The job of coaching

2014-02-02T18:23:00Z The job of coachingBy Christine Bryant Times Correspondent
February 02, 2014 6:23 pm  • 

When the Denver Broncos and Seattle Seahawks take the field tonight, all eyes will be on Peyton Manning and Russell Wilson.

But some football fans enjoy watching other members of the team. As coaches themselves, they can relate to what John Fox and Pete Carroll will go through tonight.

“The stresses that we will see this weekend will be typical in any game of football,” said Ryan Turley, head coach of the Hobart Brickies varsity football team. “Weather, an official’s call or an unexpected injury – these are all concerns that coaches at all levels have to deal with, and how your team respond to these situations often times has an advantage.”

The job of a football coach – or coach of any sport - comes with many responsibilities.

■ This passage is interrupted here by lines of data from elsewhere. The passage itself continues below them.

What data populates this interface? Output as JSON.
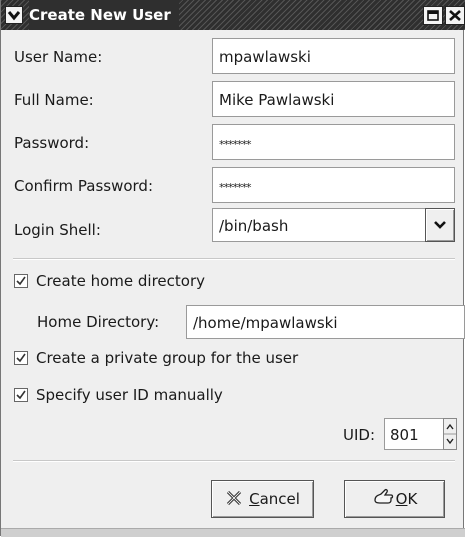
{
  "window": {
    "title": "Create New User"
  },
  "form": {
    "user_name_label": "User Name:",
    "user_name_value": "mpawlawski",
    "full_name_label": "Full Name:",
    "full_name_value": "Mike Pawlawski",
    "password_label": "Password:",
    "password_value": "*******",
    "confirm_password_label": "Confirm Password:",
    "confirm_password_value": "*******",
    "login_shell_label": "Login Shell:",
    "login_shell_value": "/bin/bash",
    "create_home_label": "Create home directory",
    "create_home_checked": true,
    "home_dir_label": "Home Directory:",
    "home_dir_value": "/home/mpawlawski",
    "private_group_label": "Create a private group for the user",
    "private_group_checked": true,
    "specify_uid_label": "Specify user ID manually",
    "specify_uid_checked": true,
    "uid_label": "UID:",
    "uid_value": "801"
  },
  "buttons": {
    "cancel_mnemonic": "C",
    "cancel_rest": "ancel",
    "ok_mnemonic": "O",
    "ok_rest": "K"
  },
  "icons": [
    "window-menu-icon",
    "maximize-icon",
    "close-icon",
    "dropdown-arrow-icon",
    "spin-up-icon",
    "spin-down-icon",
    "cancel-x-icon",
    "ok-hand-icon",
    "checkmark-icon"
  ]
}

After all, their jobs entail so much more than just what’s on the field.

Turley, who is in his fourth year at Hobart, has been a teacher and coach for 18 years. He currently teaches Health and Safety at Hobart High School, and has taught other courses such as middle school science throughout his journey to the high school.

While coaching staffs at the professional level can expect long days this weekend, that doesn’t differ much for any coach on any level.

“A typical day during season is a 15-hour day,” Turley said.

In addition to long days, a coach’s job often comes with a high amount of stress, but where that stress originates varies per coach.

“I can honestly say, I do not feel any stress from the outside,” he said. “My expectations are no different than when I was a player. Our goal is to win championships. That will never change as long as I am coaching.”

Like any job, coaching also comes with its challenges and rewards, and one of the biggest challenges for high school coaches involves their dual roles they play as both coach and educator.

“I would have to say that some of the biggest challenges are getting athletes to realize at a young age how much their academics play a role in their future on and off the field,” Turley said. “Once they realize that, the fun begins because now you know you have their attention and they have the opportunity to reach their maximum potential.”

Until that happens, he said, coaches constantly try to find an approach to get inside a student’s head and help them understand the relationship between education and playing a sport.

“Seeing these young men grow up and become adults is one of the biggest rewards,” Turley said. “I have many of my former athletes who are current educators and coaches throughout the state.”

For Ann Downey, a Lake Central High School cross country coach, keeping her athletes mentally prepared is her greatest challenge, especially since running is just as much a mental sport as physical.

“One of my favorite parts of being a coach is getting o see the kids run a personal record,” she said. “They are so excited to see that their hard work has paid off.”

The profession of coaching at the amateur level if often about helping students be successful both on and off the field.

“The peace of mind comes when they get their first job and they are making a living and you know that they are going to be able to take care of themselves,” Turley said.

Copyright 2014 All rights reserved. This material may not be published, broadcast, rewritten or redistributed.

Follow The Times

Featured Businesses

In This Issue

Professionals on the Move Banner
Get weekly ads via e-mail



How must waste is there in Lake County government's budget?

View Results